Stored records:
== Segment start ==
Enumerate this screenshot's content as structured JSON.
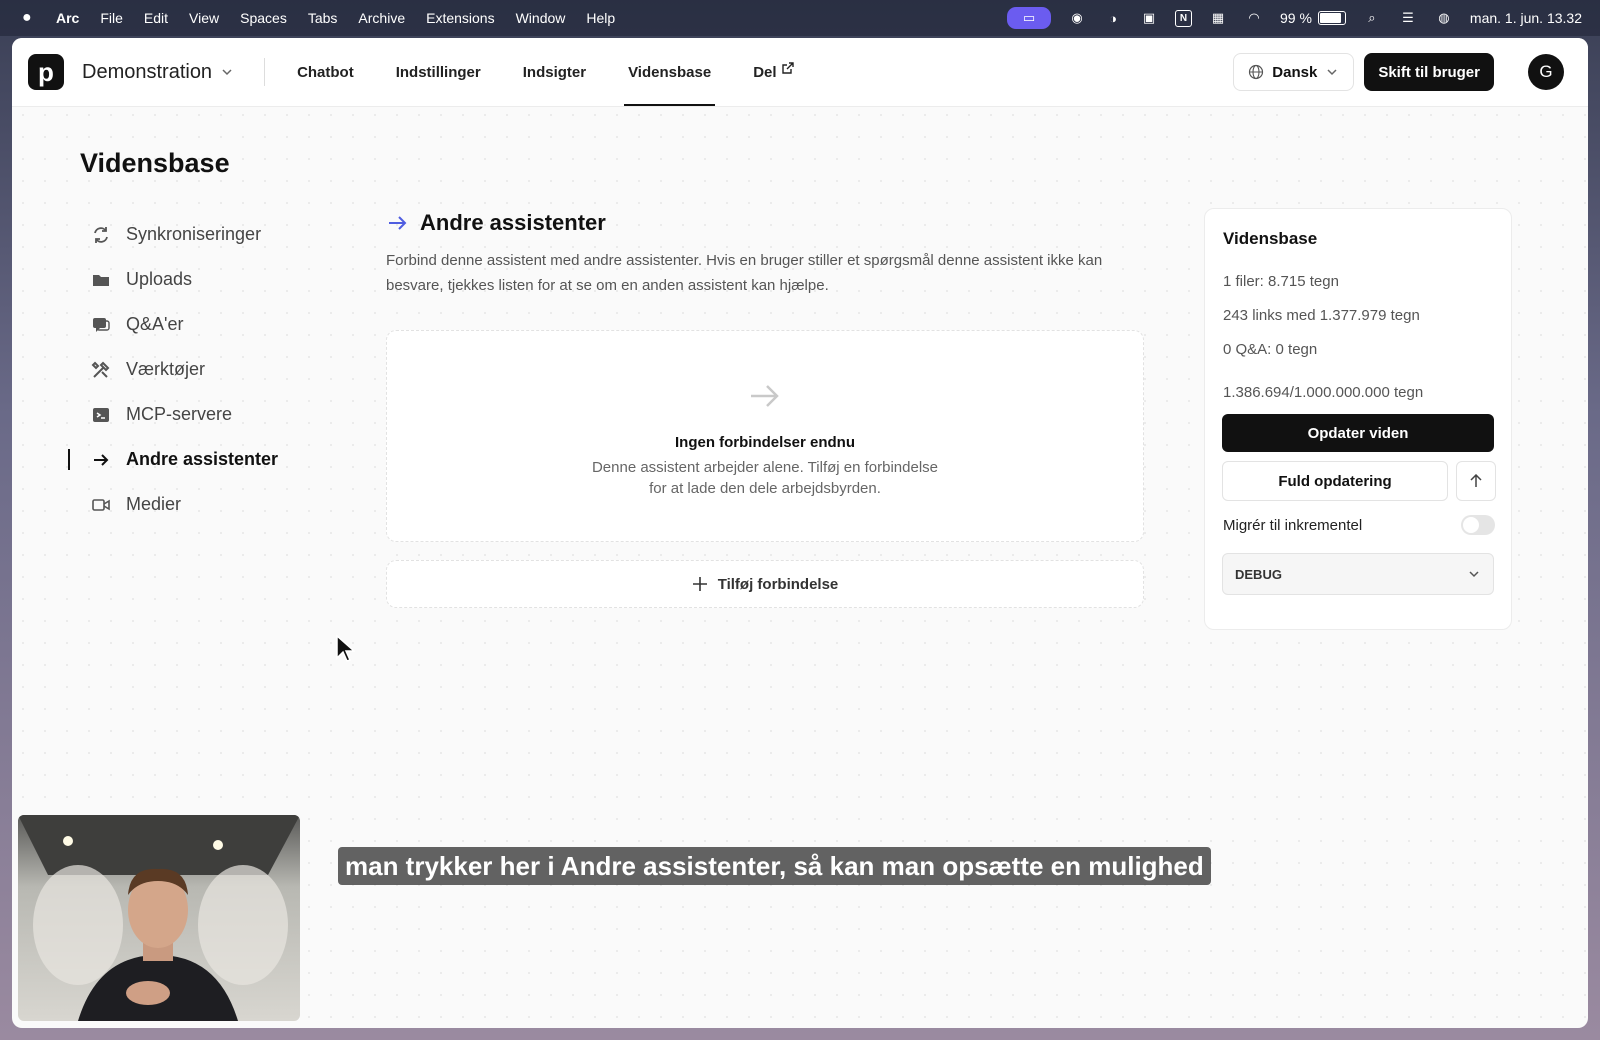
{
  "menubar": {
    "items": [
      "Arc",
      "File",
      "Edit",
      "View",
      "Spaces",
      "Tabs",
      "Archive",
      "Extensions",
      "Window",
      "Help"
    ],
    "battery": "99 %",
    "clock": "man. 1. jun. 13.32"
  },
  "header": {
    "project": "Demonstration",
    "tabs": [
      {
        "label": "Chatbot"
      },
      {
        "label": "Indstillinger"
      },
      {
        "label": "Indsigter"
      },
      {
        "label": "Vidensbase"
      },
      {
        "label": "Del"
      }
    ],
    "language": "Dansk",
    "switch_label": "Skift til bruger",
    "avatar_initial": "G"
  },
  "page": {
    "title": "Vidensbase"
  },
  "sidebar": {
    "items": [
      {
        "label": "Synkroniseringer",
        "icon": "sync-icon"
      },
      {
        "label": "Uploads",
        "icon": "folder-icon"
      },
      {
        "label": "Q&A'er",
        "icon": "chat-icon"
      },
      {
        "label": "Værktøjer",
        "icon": "tools-icon"
      },
      {
        "label": "MCP-servere",
        "icon": "terminal-icon"
      },
      {
        "label": "Andre assistenter",
        "icon": "arrow-right-icon"
      },
      {
        "label": "Medier",
        "icon": "video-icon"
      }
    ]
  },
  "main": {
    "title": "Andre assistenter",
    "description": "Forbind denne assistent med andre assistenter. Hvis en bruger stiller et spørgsmål denne assistent ikke kan besvare, tjekkes listen for at se om en anden assistent kan hjælpe.",
    "empty_title": "Ingen forbindelser endnu",
    "empty_text": "Denne assistent arbejder alene. Tilføj en forbindelse for at lade den dele arbejdsbyrden.",
    "add_label": "Tilføj forbindelse"
  },
  "card": {
    "title": "Vidensbase",
    "files": "1 filer: 8.715 tegn",
    "links": "243 links med 1.377.979 tegn",
    "qa": "0 Q&A: 0 tegn",
    "total": "1.386.694/1.000.000.000 tegn",
    "update_label": "Opdater viden",
    "full_update_label": "Fuld opdatering",
    "migrate_label": "Migrér til inkrementel",
    "debug_label": "DEBUG"
  },
  "caption": "man trykker her i Andre assistenter, så kan man opsætte en mulighed",
  "colors": {
    "accent": "#4f5de0",
    "primary": "#111111"
  }
}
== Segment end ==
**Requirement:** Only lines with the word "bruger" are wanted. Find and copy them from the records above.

**Solution for this problem:**
    "switch_label": "Skift til bruger",
    "description": "Forbind denne assistent med andre assistenter. Hvis en bruger stiller et spørgsmål denne assistent ikke kan besvare, tjekkes listen for at se om en anden assistent kan hjælpe.",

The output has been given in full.